BEGIN Records for processing
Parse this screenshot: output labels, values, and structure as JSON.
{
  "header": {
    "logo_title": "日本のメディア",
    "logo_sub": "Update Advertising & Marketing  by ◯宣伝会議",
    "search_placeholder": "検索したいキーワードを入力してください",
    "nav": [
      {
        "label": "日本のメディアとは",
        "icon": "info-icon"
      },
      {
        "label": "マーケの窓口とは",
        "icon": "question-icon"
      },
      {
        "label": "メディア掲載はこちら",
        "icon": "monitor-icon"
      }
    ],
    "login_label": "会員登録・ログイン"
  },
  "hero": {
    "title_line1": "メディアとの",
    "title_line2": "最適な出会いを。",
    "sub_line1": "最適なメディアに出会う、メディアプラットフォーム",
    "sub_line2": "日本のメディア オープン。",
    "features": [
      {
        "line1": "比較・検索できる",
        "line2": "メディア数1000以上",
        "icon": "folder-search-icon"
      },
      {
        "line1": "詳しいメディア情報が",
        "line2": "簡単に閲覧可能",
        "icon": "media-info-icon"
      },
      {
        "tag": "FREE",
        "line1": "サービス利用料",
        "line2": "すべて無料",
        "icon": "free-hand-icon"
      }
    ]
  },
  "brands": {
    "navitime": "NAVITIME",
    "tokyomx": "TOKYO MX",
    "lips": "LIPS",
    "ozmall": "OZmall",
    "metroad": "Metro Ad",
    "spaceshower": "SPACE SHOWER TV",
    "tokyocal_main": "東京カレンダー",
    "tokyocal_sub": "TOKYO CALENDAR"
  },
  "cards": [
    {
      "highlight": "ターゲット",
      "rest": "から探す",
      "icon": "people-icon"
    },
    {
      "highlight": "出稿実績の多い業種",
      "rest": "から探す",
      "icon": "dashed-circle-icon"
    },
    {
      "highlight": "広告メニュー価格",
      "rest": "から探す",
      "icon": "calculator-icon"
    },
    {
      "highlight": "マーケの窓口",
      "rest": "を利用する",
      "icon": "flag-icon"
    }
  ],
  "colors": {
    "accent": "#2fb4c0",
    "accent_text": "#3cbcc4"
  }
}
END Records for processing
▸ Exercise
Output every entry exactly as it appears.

▸ Answer box
Parse this screenshot: output labels, values, and structure as JSON.
{
  "header": {
    "logo_title": "日本のメディア",
    "logo_sub": "Update Advertising & Marketing  by ◯宣伝会議",
    "search_placeholder": "検索したいキーワードを入力してください",
    "nav": [
      {
        "label": "日本のメディアとは",
        "icon": "info-icon"
      },
      {
        "label": "マーケの窓口とは",
        "icon": "question-icon"
      },
      {
        "label": "メディア掲載はこちら",
        "icon": "monitor-icon"
      }
    ],
    "login_label": "会員登録・ログイン"
  },
  "hero": {
    "title_line1": "メディアとの",
    "title_line2": "最適な出会いを。",
    "sub_line1": "最適なメディアに出会う、メディアプラットフォーム",
    "sub_line2": "日本のメディア オープン。",
    "features": [
      {
        "line1": "比較・検索できる",
        "line2": "メディア数1000以上",
        "icon": "folder-search-icon"
      },
      {
        "line1": "詳しいメディア情報が",
        "line2": "簡単に閲覧可能",
        "icon": "media-info-icon"
      },
      {
        "tag": "FREE",
        "line1": "サービス利用料",
        "line2": "すべて無料",
        "icon": "free-hand-icon"
      }
    ]
  },
  "brands": {
    "navitime": "NAVITIME",
    "tokyomx": "TOKYO MX",
    "lips": "LIPS",
    "ozmall": "OZmall",
    "metroad": "Metro Ad",
    "spaceshower": "SPACE SHOWER TV",
    "tokyocal_main": "東京カレンダー",
    "tokyocal_sub": "TOKYO CALENDAR"
  },
  "cards": [
    {
      "highlight": "ターゲット",
      "rest": "から探す",
      "icon": "people-icon"
    },
    {
      "highlight": "出稿実績の多い業種",
      "rest": "から探す",
      "icon": "dashed-circle-icon"
    },
    {
      "highlight": "広告メニュー価格",
      "rest": "から探す",
      "icon": "calculator-icon"
    },
    {
      "highlight": "マーケの窓口",
      "rest": "を利用する",
      "icon": "flag-icon"
    }
  ],
  "colors": {
    "accent": "#2fb4c0",
    "accent_text": "#3cbcc4"
  }
}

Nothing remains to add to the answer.